(WORK ORDER):
Please report how many lines of the listing contain the string "icon", giving the number only.

(INPUT DATA):
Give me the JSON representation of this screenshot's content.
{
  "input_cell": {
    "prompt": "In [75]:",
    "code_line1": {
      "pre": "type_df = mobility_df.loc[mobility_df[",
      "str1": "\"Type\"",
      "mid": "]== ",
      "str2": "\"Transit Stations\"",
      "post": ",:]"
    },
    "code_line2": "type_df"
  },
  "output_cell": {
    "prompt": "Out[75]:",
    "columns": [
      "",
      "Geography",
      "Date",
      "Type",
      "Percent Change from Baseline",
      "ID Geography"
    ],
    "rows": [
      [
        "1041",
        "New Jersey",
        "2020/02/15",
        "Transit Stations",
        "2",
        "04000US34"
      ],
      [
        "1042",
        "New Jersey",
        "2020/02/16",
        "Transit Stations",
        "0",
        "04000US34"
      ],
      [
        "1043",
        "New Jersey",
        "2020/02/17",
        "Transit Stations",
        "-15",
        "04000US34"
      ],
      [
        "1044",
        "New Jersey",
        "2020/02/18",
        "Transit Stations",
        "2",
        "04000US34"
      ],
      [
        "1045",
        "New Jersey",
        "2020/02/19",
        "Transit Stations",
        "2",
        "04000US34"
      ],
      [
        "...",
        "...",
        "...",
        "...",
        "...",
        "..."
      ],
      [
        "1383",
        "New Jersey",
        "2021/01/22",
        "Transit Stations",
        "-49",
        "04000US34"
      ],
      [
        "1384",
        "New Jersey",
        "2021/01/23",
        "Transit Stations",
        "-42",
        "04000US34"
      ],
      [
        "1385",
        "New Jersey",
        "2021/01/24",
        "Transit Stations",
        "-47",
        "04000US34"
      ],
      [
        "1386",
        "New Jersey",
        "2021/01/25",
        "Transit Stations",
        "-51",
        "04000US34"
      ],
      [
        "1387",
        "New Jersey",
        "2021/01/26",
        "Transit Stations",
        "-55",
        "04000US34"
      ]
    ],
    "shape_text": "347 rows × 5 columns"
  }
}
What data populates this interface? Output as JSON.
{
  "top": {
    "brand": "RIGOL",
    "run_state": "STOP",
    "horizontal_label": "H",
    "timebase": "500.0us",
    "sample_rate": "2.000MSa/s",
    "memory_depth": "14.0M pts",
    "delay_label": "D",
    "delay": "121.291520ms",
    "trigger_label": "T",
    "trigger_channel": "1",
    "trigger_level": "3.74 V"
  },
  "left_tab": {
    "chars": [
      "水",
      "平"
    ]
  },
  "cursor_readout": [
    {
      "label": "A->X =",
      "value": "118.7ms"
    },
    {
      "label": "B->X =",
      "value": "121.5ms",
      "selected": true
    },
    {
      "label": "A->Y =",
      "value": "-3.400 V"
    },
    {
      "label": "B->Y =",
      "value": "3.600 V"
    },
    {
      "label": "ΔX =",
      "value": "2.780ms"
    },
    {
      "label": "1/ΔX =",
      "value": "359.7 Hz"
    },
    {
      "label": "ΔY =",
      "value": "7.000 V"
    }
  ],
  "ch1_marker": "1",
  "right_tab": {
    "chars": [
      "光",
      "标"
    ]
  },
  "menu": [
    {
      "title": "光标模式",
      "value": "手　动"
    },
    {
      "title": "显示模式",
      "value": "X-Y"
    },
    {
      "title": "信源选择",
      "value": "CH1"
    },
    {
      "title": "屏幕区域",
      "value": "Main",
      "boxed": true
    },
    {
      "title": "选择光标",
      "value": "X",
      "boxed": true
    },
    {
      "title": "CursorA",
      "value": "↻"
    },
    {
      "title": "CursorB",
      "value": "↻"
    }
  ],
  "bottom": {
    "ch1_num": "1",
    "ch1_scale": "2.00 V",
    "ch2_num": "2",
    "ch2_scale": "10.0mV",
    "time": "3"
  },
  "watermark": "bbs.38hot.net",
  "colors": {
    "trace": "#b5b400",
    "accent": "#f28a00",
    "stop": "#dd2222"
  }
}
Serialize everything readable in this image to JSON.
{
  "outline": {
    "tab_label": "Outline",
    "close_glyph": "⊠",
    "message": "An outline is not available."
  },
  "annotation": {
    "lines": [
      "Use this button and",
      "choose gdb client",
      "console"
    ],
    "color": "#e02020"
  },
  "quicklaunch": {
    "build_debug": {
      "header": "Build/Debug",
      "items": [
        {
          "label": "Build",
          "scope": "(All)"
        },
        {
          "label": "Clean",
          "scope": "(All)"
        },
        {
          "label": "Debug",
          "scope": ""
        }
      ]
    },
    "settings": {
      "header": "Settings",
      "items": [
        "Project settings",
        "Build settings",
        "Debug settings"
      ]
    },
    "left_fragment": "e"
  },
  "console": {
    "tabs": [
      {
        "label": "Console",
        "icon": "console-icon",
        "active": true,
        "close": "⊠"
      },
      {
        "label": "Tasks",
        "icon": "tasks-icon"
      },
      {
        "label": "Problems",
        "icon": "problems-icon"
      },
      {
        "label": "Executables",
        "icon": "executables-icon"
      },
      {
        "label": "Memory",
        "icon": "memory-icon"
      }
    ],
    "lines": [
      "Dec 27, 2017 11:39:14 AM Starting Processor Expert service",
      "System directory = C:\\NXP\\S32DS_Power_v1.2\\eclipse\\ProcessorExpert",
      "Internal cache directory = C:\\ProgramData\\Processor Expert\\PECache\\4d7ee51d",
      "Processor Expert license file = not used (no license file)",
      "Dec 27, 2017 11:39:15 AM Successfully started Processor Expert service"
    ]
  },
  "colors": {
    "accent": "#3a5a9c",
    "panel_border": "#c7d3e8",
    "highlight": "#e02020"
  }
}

(ANSWER SECTION):
5